David Davies died that year. The Cambrian News reported, ‘He was remarkable for the way he rang true and clung to his own people, to his own place, to his religious and political faith and to his own ideals, until death found him, after an active life, close to where life found him 71 years before.’ He lived in Llandinam for his entire life, refusing to leave. He gave three reasons why: it was close to the chapel, it was filled with memories of his childhood and there was the train station, from where he could get anywhere.
He deliberately put them in that order, explaining that his life was built on faith first, family second, and work third; his faith drove everything. As Herbert Williams said, ‘An acknowledgement of the depth of David Davies’ religious faith is essential to our understanding of him.’
Davies’ faith took root when he was young, with one writer saying that, ‘Scriptural texts came to David Davies with his mother’s milk.’ Indeed, he gave the first money he ever made to a missionary fund. As a family man, he ensured there was family worship every morning and evening, and as a church member and deacon, he always tried to be home for Sunday; he loved to be in chapel. Daniel Rowland writes that, ‘Frequently while listening intently to the words of the gospel, tears would come to his eyes and run down his cheek.’
He also wanted his workers to get to church, and sometimes that meant building a place of worship, as he did when laying the Tenby line. In the summer, students would come and preach.

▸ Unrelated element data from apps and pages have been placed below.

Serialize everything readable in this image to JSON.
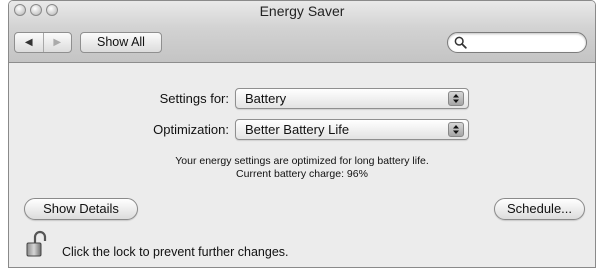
{
  "window": {
    "title": "Energy Saver"
  },
  "toolbar": {
    "back_icon": "back-arrow-icon",
    "forward_icon": "forward-arrow-icon",
    "show_all_label": "Show All",
    "search": {
      "value": "",
      "placeholder": ""
    }
  },
  "settings_for": {
    "label": "Settings for:",
    "selected": "Battery"
  },
  "optimization": {
    "label": "Optimization:",
    "selected": "Better Battery Life"
  },
  "info": {
    "line1": "Your energy settings are optimized for long battery life.",
    "line2": "Current battery charge: 96%"
  },
  "buttons": {
    "show_details": "Show Details",
    "schedule": "Schedule..."
  },
  "lock": {
    "icon": "unlocked-padlock-icon",
    "text": "Click the lock to prevent further changes."
  }
}
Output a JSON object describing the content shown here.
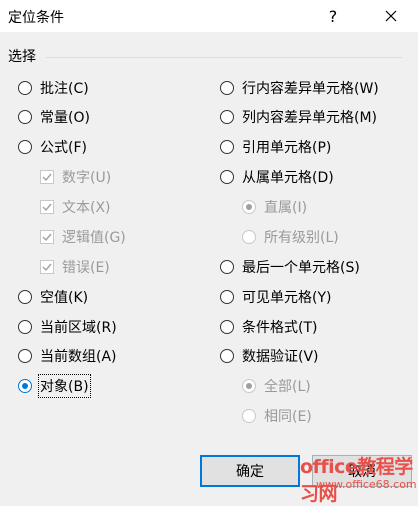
{
  "window": {
    "title": "定位条件",
    "help": "?",
    "close": "✕"
  },
  "section_label": "选择",
  "left_options": [
    {
      "label": "批注(C)",
      "state": "unchecked"
    },
    {
      "label": "常量(O)",
      "state": "unchecked"
    },
    {
      "label": "公式(F)",
      "state": "unchecked"
    },
    {
      "label": "数字(U)",
      "state": "checked-disabled"
    },
    {
      "label": "文本(X)",
      "state": "checked-disabled"
    },
    {
      "label": "逻辑值(G)",
      "state": "checked-disabled"
    },
    {
      "label": "错误(E)",
      "state": "checked-disabled"
    },
    {
      "label": "空值(K)",
      "state": "unchecked"
    },
    {
      "label": "当前区域(R)",
      "state": "unchecked"
    },
    {
      "label": "当前数组(A)",
      "state": "unchecked"
    },
    {
      "label": "对象(B)",
      "state": "checked"
    }
  ],
  "right_options": [
    {
      "label": "行内容差异单元格(W)",
      "state": "unchecked"
    },
    {
      "label": "列内容差异单元格(M)",
      "state": "unchecked"
    },
    {
      "label": "引用单元格(P)",
      "state": "unchecked"
    },
    {
      "label": "从属单元格(D)",
      "state": "unchecked"
    },
    {
      "label": "直属(I)",
      "state": "checked-disabled"
    },
    {
      "label": "所有级别(L)",
      "state": "disabled"
    },
    {
      "label": "最后一个单元格(S)",
      "state": "unchecked"
    },
    {
      "label": "可见单元格(Y)",
      "state": "unchecked"
    },
    {
      "label": "条件格式(T)",
      "state": "unchecked"
    },
    {
      "label": "数据验证(V)",
      "state": "unchecked"
    },
    {
      "label": "全部(L)",
      "state": "checked-disabled"
    },
    {
      "label": "相同(E)",
      "state": "disabled"
    }
  ],
  "buttons": {
    "ok": "确定",
    "cancel": "取消"
  },
  "watermark": {
    "title": "office教程学习网",
    "url": "www.office68.com"
  },
  "colors": {
    "accent": "#0078d7",
    "watermark": "#e8504a"
  }
}
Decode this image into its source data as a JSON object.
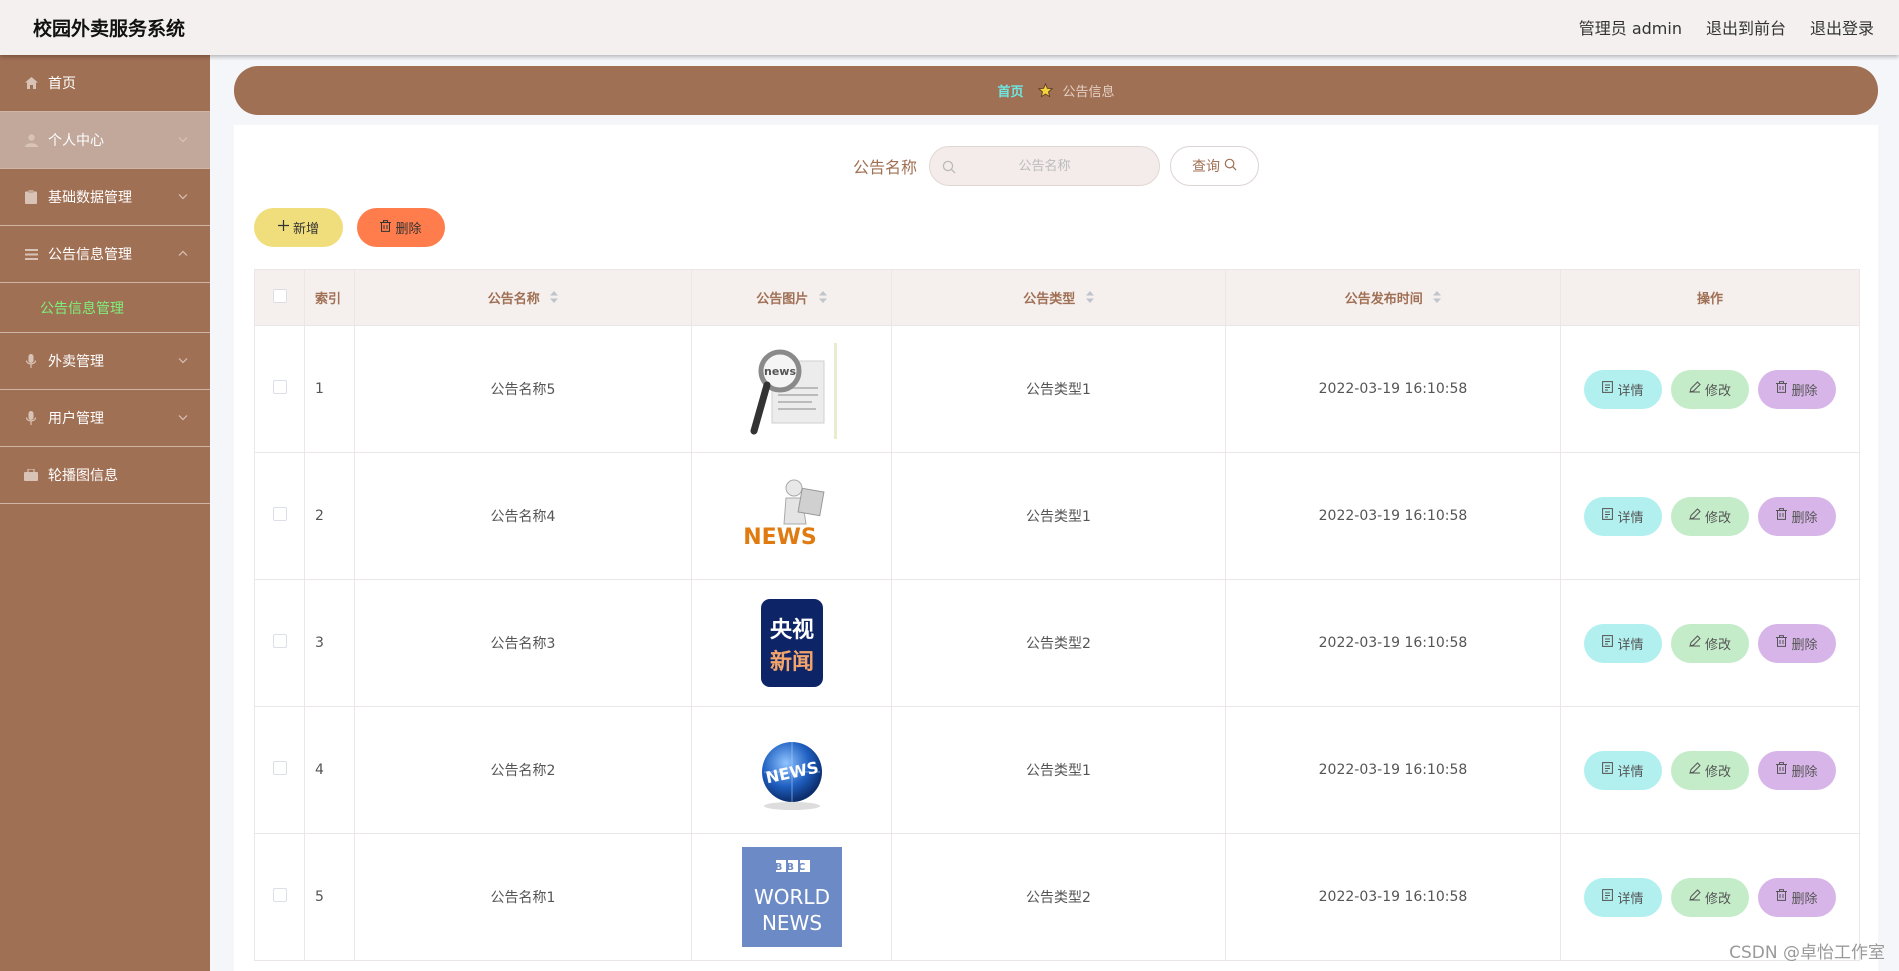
{
  "app": {
    "title": "校园外卖服务系统"
  },
  "header": {
    "admin_label": "管理员 admin",
    "front_label": "退出到前台",
    "logout_label": "退出登录"
  },
  "sidebar": {
    "items": [
      {
        "label": "首页",
        "icon": "home-icon"
      },
      {
        "label": "个人中心",
        "icon": "user-icon"
      },
      {
        "label": "基础数据管理",
        "icon": "clipboard-icon"
      },
      {
        "label": "公告信息管理",
        "icon": "list-icon"
      },
      {
        "label": "外卖管理",
        "icon": "mic-icon"
      },
      {
        "label": "用户管理",
        "icon": "mic-icon"
      },
      {
        "label": "轮播图信息",
        "icon": "bag-icon"
      }
    ],
    "submenu_label": "公告信息管理"
  },
  "breadcrumb": {
    "home": "首页",
    "current": "公告信息"
  },
  "search": {
    "label": "公告名称",
    "placeholder": "公告名称",
    "query_label": "查询"
  },
  "actions": {
    "add_label": "新增",
    "delete_label": "删除"
  },
  "table": {
    "columns": {
      "index": "索引",
      "name": "公告名称",
      "image": "公告图片",
      "type": "公告类型",
      "time": "公告发布时间",
      "ops": "操作"
    },
    "rows": [
      {
        "index": "1",
        "name": "公告名称5",
        "type": "公告类型1",
        "time": "2022-03-19 16:10:58"
      },
      {
        "index": "2",
        "name": "公告名称4",
        "type": "公告类型1",
        "time": "2022-03-19 16:10:58"
      },
      {
        "index": "3",
        "name": "公告名称3",
        "type": "公告类型2",
        "time": "2022-03-19 16:10:58"
      },
      {
        "index": "4",
        "name": "公告名称2",
        "type": "公告类型1",
        "time": "2022-03-19 16:10:58"
      },
      {
        "index": "5",
        "name": "公告名称1",
        "type": "公告类型2",
        "time": "2022-03-19 16:10:58"
      }
    ],
    "op_labels": {
      "detail": "详情",
      "edit": "修改",
      "delete": "删除"
    }
  },
  "images": {
    "row1": {
      "text": "news"
    },
    "row2": {
      "text": "NEWS"
    },
    "row3": {
      "line1": "央视",
      "line2": "新闻"
    },
    "row4": {
      "text": "NEWS"
    },
    "row5": {
      "line1": "BBC",
      "line2": "WORLD",
      "line3": "NEWS"
    }
  },
  "watermark": "CSDN @卓怡工作室",
  "colors": {
    "brand": "#a07055",
    "accent_green": "#7ef07a",
    "crumb_home": "#6ee7e3"
  }
}
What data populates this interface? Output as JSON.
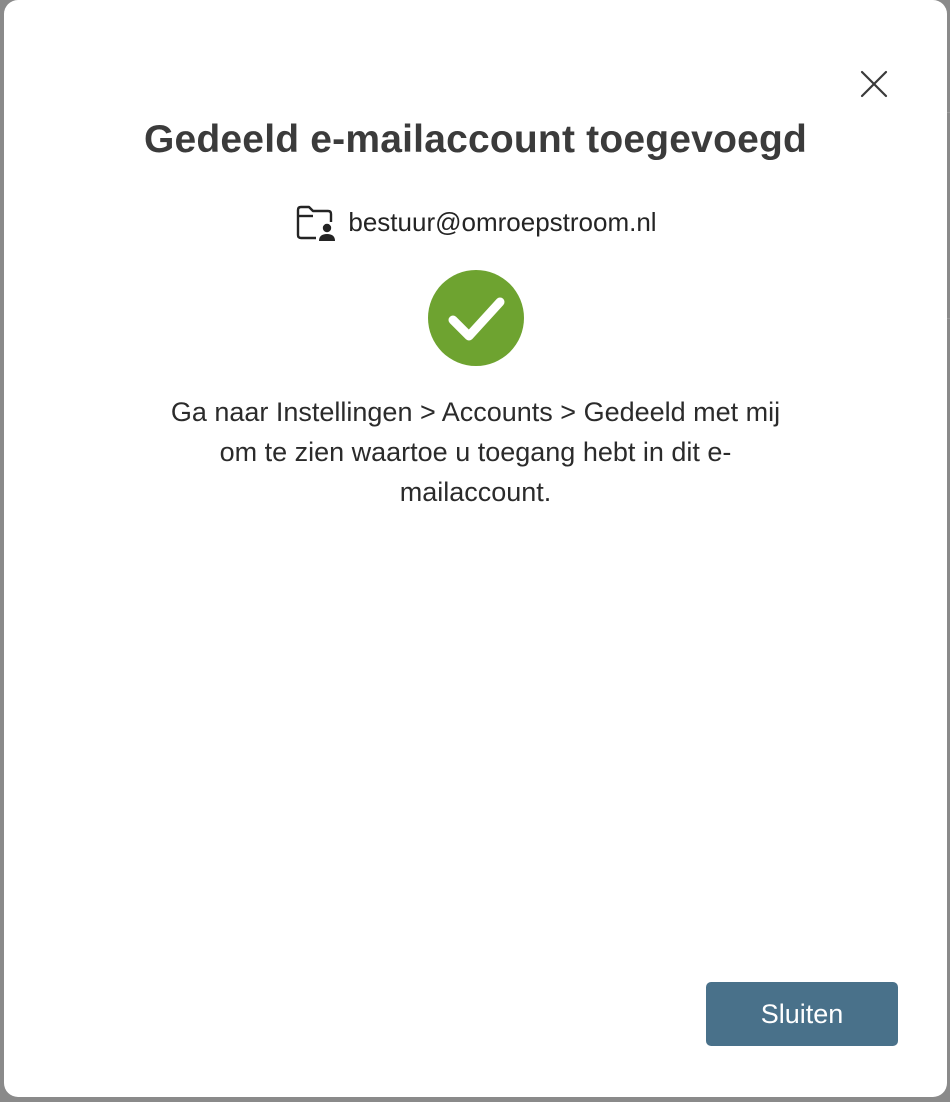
{
  "dialog": {
    "title": "Gedeeld e-mailaccount toegevoegd",
    "close_icon": "close-icon",
    "account": {
      "icon": "shared-folder-person-icon",
      "email": "bestuur@omroepstroom.nl"
    },
    "status_icon": "checkmark-circle-icon",
    "status_color": "#6ea330",
    "message": "Ga naar Instellingen > Accounts > Gedeeld met mij om te zien waartoe u toegang hebt in dit e-mailaccount.",
    "close_button_label": "Sluiten",
    "close_button_color": "#49718a"
  }
}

People were converted, the most famous being John Pugh, who went on to form the Forward Movement, of which David Davies and his descendants were huge supporters.
There are many reasons why Davies has fallen out of favour and been forgotten, but it seems to me that we need to remember him as a man who, as his gravestone testifies, lived out Ecclesiastes 9:10: ‘Whatever thy hand findeth to do, do it with thy might.’